The records below are split into lines. How many of those lines contain the string "this"? Reply with the number only.

*** Block opens ***

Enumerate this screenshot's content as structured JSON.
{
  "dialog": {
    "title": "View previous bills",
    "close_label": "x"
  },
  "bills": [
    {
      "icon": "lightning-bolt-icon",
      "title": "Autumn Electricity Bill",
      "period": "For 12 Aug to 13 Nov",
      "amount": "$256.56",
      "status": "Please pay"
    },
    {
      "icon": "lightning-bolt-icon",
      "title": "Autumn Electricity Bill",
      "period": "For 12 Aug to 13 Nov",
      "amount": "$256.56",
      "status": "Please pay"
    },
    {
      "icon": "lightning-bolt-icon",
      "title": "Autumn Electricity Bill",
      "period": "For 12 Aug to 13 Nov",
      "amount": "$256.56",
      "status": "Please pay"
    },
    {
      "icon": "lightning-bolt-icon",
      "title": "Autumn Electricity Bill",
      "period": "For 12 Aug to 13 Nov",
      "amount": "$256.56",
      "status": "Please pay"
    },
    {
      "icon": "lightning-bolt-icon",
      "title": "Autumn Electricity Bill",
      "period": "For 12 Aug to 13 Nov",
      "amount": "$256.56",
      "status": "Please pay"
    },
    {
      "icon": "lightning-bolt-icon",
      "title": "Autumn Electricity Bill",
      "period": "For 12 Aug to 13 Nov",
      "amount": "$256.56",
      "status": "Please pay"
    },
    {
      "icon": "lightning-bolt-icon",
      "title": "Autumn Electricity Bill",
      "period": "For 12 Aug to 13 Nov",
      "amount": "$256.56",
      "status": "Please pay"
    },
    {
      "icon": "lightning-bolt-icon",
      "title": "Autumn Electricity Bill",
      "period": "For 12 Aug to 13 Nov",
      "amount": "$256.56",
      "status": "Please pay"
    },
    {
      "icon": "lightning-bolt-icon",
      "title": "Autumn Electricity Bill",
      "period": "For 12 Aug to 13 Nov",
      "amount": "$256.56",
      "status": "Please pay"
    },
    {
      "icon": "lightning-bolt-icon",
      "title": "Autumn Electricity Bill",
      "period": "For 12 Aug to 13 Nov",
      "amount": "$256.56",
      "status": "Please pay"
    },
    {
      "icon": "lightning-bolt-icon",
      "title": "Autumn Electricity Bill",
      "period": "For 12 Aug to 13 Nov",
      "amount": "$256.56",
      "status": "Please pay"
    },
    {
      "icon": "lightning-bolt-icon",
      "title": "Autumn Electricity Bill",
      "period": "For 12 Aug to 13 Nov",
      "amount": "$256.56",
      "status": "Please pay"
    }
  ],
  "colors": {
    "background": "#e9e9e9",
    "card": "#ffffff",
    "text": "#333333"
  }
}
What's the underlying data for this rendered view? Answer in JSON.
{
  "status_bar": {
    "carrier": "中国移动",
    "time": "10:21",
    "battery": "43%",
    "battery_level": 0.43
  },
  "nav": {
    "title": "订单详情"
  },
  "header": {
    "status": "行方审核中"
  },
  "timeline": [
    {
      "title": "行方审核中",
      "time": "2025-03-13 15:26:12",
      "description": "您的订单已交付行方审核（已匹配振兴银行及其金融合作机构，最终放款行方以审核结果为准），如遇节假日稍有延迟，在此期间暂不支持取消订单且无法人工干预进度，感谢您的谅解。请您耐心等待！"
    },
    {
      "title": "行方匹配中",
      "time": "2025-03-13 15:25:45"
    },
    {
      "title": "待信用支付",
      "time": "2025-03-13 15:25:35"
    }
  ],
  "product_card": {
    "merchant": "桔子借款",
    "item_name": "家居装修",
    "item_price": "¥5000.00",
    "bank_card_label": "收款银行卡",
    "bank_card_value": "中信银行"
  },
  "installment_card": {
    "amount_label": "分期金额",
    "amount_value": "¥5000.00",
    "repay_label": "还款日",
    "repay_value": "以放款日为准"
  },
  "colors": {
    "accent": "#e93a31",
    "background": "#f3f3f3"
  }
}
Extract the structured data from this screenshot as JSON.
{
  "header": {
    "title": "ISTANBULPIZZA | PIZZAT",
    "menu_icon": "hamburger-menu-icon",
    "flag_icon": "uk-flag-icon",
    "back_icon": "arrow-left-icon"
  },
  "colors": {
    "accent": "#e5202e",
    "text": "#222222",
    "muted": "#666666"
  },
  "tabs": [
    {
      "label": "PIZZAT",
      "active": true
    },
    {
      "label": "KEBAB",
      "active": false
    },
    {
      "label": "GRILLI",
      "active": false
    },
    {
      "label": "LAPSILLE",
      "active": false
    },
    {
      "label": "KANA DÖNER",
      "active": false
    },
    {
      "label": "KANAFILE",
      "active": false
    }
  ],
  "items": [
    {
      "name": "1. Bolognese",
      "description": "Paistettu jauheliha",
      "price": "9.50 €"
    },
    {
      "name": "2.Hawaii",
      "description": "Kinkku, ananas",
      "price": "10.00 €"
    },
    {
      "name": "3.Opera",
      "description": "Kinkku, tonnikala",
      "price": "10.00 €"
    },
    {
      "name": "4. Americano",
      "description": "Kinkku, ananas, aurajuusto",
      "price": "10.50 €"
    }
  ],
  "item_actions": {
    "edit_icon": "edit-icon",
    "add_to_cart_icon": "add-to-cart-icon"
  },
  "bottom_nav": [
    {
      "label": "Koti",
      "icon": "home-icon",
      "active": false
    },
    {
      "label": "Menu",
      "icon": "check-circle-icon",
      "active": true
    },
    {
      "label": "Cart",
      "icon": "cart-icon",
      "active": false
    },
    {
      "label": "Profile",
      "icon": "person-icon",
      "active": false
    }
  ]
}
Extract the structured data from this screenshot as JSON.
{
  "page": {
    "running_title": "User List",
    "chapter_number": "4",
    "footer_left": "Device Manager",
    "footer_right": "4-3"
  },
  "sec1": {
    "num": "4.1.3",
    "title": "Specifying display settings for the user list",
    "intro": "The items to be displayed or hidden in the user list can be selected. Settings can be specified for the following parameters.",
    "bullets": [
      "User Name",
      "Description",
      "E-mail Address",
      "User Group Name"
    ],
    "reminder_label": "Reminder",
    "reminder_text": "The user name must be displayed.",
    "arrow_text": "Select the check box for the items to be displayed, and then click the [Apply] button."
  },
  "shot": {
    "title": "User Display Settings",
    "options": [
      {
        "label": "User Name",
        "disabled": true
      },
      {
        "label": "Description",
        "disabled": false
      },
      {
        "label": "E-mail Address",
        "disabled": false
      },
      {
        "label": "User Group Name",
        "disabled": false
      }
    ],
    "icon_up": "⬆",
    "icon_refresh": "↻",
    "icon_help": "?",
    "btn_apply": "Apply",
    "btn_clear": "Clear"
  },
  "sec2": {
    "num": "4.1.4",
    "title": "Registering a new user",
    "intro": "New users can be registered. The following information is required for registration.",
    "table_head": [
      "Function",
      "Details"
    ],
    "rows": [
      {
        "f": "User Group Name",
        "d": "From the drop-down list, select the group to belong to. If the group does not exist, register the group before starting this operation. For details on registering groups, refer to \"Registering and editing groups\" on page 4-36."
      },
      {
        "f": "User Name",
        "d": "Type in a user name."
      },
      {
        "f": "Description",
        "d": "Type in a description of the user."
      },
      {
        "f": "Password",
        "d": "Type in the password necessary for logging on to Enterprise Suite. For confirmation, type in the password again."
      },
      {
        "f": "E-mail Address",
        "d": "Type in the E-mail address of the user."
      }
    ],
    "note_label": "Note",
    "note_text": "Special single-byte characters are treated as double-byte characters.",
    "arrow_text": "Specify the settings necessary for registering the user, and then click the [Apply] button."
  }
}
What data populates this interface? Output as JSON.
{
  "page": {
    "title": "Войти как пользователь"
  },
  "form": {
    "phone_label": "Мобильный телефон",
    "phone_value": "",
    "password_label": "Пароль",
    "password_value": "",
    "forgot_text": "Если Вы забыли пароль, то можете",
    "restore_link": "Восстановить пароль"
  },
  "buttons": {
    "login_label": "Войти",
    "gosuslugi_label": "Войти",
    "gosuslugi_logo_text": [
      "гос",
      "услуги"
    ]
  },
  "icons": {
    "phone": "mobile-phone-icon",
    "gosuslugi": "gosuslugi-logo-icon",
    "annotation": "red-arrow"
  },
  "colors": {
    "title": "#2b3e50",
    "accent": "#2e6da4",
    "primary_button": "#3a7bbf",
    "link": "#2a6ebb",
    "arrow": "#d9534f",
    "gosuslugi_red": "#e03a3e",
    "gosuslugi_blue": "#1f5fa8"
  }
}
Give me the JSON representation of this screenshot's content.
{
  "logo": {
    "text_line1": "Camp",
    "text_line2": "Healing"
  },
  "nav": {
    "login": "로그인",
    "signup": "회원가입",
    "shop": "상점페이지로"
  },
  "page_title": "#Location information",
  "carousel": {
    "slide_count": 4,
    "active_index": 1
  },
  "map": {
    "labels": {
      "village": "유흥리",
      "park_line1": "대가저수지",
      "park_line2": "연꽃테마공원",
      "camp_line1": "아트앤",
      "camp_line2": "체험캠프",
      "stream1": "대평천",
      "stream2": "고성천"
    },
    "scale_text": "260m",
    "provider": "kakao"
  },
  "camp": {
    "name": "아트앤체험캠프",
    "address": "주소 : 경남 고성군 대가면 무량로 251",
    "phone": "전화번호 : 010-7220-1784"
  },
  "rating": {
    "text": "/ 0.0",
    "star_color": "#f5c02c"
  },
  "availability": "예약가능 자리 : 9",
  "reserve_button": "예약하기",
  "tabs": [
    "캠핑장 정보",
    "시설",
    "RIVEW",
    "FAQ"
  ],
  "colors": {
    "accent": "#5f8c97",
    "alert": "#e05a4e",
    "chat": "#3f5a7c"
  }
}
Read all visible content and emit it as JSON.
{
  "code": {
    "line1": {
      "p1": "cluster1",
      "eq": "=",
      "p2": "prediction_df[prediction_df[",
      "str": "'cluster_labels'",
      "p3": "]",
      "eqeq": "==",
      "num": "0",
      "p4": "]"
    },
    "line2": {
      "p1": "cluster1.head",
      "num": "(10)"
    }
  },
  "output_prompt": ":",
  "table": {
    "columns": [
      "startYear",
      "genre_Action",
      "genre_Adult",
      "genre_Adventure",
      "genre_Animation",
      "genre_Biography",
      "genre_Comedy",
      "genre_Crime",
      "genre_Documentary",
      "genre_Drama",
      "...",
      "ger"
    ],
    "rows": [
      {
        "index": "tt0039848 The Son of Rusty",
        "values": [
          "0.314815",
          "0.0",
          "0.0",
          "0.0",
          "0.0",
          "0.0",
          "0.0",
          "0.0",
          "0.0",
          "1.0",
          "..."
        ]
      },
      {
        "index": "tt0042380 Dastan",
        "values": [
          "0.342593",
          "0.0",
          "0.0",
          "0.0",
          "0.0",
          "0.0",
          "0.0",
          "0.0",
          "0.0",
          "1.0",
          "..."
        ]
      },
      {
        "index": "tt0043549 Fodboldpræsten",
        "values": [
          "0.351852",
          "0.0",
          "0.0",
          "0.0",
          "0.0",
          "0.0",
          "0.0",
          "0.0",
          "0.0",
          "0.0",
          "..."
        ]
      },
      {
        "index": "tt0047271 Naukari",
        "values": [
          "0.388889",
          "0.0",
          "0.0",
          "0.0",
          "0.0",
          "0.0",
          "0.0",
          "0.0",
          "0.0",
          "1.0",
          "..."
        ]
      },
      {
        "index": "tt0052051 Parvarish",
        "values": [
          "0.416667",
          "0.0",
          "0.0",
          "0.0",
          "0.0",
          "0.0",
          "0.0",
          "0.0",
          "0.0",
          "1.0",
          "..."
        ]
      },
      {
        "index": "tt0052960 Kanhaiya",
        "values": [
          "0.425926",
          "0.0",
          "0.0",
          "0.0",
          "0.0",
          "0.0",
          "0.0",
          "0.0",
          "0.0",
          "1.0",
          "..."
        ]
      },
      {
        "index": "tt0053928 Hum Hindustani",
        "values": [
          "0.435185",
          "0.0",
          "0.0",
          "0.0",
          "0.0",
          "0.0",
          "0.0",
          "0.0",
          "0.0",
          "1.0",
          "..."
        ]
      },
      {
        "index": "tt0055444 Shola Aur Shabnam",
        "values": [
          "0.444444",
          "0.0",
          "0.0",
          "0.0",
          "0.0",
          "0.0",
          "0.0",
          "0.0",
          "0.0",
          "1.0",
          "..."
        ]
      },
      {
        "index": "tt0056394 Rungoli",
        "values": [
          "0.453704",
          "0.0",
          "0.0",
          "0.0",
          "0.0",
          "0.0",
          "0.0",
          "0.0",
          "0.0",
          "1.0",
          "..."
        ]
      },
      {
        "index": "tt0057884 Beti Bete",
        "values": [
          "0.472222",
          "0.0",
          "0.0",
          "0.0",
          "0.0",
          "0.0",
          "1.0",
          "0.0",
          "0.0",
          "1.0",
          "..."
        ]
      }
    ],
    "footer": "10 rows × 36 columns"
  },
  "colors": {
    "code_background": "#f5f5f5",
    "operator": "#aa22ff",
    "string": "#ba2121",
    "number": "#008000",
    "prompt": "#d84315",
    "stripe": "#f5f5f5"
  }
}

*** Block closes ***

Answer space ▸ 7